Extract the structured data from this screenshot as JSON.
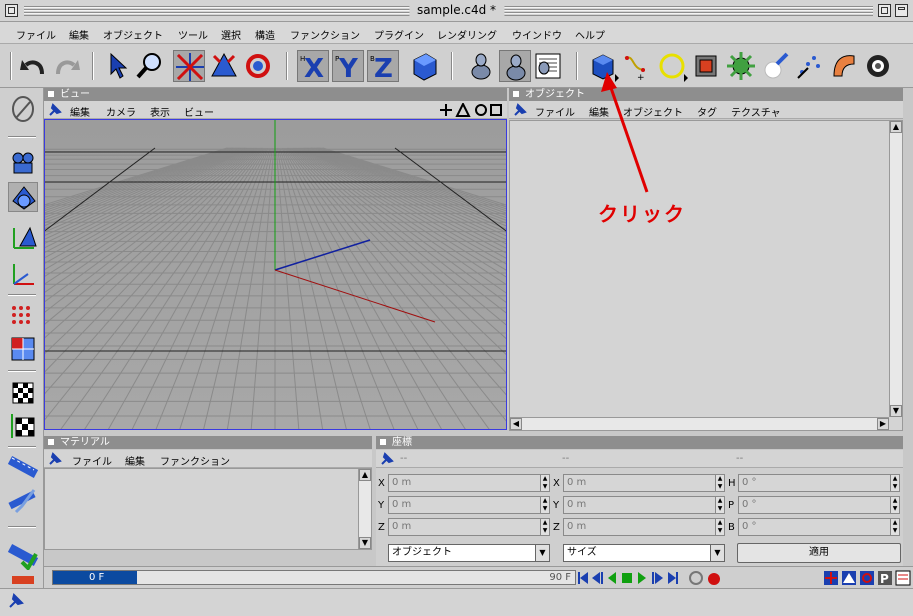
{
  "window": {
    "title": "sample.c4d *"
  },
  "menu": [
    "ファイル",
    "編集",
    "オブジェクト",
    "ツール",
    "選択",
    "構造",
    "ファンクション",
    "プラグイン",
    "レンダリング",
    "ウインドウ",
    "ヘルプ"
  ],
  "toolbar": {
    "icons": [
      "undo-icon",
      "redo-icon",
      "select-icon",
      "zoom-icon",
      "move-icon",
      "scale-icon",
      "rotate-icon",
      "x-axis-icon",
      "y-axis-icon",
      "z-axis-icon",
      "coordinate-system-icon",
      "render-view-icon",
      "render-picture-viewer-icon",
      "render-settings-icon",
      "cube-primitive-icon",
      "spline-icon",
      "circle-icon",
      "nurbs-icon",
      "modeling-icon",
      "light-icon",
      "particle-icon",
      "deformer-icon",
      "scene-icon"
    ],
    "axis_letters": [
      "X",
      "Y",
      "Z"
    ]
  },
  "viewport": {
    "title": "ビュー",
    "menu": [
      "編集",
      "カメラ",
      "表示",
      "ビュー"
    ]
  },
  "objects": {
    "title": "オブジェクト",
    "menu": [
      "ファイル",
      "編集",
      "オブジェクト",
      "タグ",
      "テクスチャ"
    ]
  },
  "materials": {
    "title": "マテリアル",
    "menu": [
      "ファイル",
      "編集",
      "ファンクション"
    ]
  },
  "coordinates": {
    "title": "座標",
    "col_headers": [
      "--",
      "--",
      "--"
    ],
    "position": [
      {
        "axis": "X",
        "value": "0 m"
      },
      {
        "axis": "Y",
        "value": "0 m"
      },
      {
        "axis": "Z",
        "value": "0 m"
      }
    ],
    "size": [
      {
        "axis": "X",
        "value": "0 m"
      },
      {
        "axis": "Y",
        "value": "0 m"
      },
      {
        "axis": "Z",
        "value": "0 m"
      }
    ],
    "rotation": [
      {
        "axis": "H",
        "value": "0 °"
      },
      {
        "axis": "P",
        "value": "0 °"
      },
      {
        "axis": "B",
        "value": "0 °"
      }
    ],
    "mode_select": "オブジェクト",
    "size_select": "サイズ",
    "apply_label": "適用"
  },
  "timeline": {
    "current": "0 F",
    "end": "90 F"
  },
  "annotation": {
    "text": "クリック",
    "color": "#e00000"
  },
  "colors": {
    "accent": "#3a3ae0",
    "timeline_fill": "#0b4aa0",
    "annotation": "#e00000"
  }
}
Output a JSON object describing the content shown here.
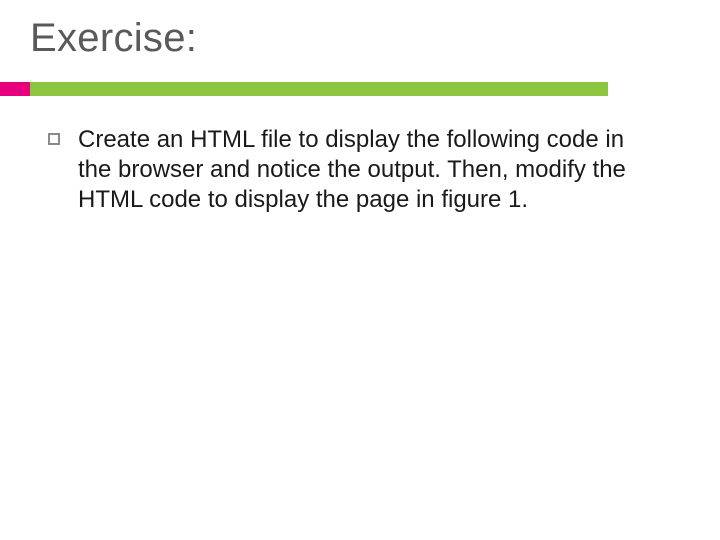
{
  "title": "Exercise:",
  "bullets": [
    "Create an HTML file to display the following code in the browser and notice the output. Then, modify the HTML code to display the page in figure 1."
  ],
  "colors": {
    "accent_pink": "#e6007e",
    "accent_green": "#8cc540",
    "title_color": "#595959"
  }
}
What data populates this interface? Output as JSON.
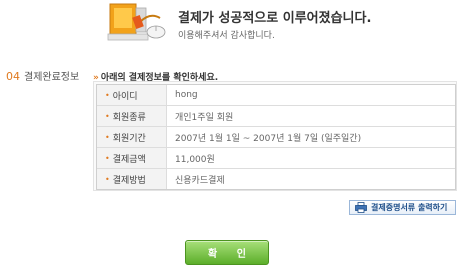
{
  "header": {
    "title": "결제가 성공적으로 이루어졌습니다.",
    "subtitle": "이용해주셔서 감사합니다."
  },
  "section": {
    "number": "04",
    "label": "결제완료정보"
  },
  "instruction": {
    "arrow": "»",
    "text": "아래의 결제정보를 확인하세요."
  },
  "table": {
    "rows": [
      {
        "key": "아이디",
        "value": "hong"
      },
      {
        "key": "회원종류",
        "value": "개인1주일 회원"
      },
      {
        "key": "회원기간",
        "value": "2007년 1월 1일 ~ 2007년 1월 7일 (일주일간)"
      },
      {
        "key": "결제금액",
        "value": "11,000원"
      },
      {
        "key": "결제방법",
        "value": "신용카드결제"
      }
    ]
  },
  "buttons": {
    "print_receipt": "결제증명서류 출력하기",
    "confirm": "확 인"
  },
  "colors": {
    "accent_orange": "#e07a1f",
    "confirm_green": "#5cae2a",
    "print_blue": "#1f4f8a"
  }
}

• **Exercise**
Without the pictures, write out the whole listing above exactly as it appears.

• **Solution below**
Extract the structured data from this screenshot as JSON.
{
  "window": {
    "title": "sample.c4d *"
  },
  "menu": [
    "ファイル",
    "編集",
    "オブジェクト",
    "ツール",
    "選択",
    "構造",
    "ファンクション",
    "プラグイン",
    "レンダリング",
    "ウインドウ",
    "ヘルプ"
  ],
  "toolbar": {
    "icons": [
      "undo-icon",
      "redo-icon",
      "select-icon",
      "zoom-icon",
      "move-icon",
      "scale-icon",
      "rotate-icon",
      "x-axis-icon",
      "y-axis-icon",
      "z-axis-icon",
      "coordinate-system-icon",
      "render-view-icon",
      "render-picture-viewer-icon",
      "render-settings-icon",
      "cube-primitive-icon",
      "spline-icon",
      "circle-icon",
      "nurbs-icon",
      "modeling-icon",
      "light-icon",
      "particle-icon",
      "deformer-icon",
      "scene-icon"
    ],
    "axis_letters": [
      "X",
      "Y",
      "Z"
    ]
  },
  "viewport": {
    "title": "ビュー",
    "menu": [
      "編集",
      "カメラ",
      "表示",
      "ビュー"
    ]
  },
  "objects": {
    "title": "オブジェクト",
    "menu": [
      "ファイル",
      "編集",
      "オブジェクト",
      "タグ",
      "テクスチャ"
    ]
  },
  "materials": {
    "title": "マテリアル",
    "menu": [
      "ファイル",
      "編集",
      "ファンクション"
    ]
  },
  "coordinates": {
    "title": "座標",
    "col_headers": [
      "--",
      "--",
      "--"
    ],
    "position": [
      {
        "axis": "X",
        "value": "0 m"
      },
      {
        "axis": "Y",
        "value": "0 m"
      },
      {
        "axis": "Z",
        "value": "0 m"
      }
    ],
    "size": [
      {
        "axis": "X",
        "value": "0 m"
      },
      {
        "axis": "Y",
        "value": "0 m"
      },
      {
        "axis": "Z",
        "value": "0 m"
      }
    ],
    "rotation": [
      {
        "axis": "H",
        "value": "0 °"
      },
      {
        "axis": "P",
        "value": "0 °"
      },
      {
        "axis": "B",
        "value": "0 °"
      }
    ],
    "mode_select": "オブジェクト",
    "size_select": "サイズ",
    "apply_label": "適用"
  },
  "timeline": {
    "current": "0 F",
    "end": "90 F"
  },
  "annotation": {
    "text": "クリック",
    "color": "#e00000"
  },
  "colors": {
    "accent": "#3a3ae0",
    "timeline_fill": "#0b4aa0",
    "annotation": "#e00000"
  }
}
Output a JSON object describing the content shown here.
{
  "title": "Exercise:",
  "bullets": [
    "Create an HTML file to display the following code in the browser and notice the output. Then, modify the HTML code to display the page in figure 1."
  ],
  "colors": {
    "accent_pink": "#e6007e",
    "accent_green": "#8cc540",
    "title_color": "#595959"
  }
}
What data populates this interface? Output as JSON.
{
  "header": {
    "title": "결제가 성공적으로 이루어졌습니다.",
    "subtitle": "이용해주셔서 감사합니다."
  },
  "section": {
    "number": "04",
    "label": "결제완료정보"
  },
  "instruction": {
    "arrow": "»",
    "text": "아래의 결제정보를 확인하세요."
  },
  "table": {
    "rows": [
      {
        "key": "아이디",
        "value": "hong"
      },
      {
        "key": "회원종류",
        "value": "개인1주일 회원"
      },
      {
        "key": "회원기간",
        "value": "2007년 1월 1일 ~ 2007년 1월 7일 (일주일간)"
      },
      {
        "key": "결제금액",
        "value": "11,000원"
      },
      {
        "key": "결제방법",
        "value": "신용카드결제"
      }
    ]
  },
  "buttons": {
    "print_receipt": "결제증명서류 출력하기",
    "confirm": "확 인"
  },
  "colors": {
    "accent_orange": "#e07a1f",
    "confirm_green": "#5cae2a",
    "print_blue": "#1f4f8a"
  }
}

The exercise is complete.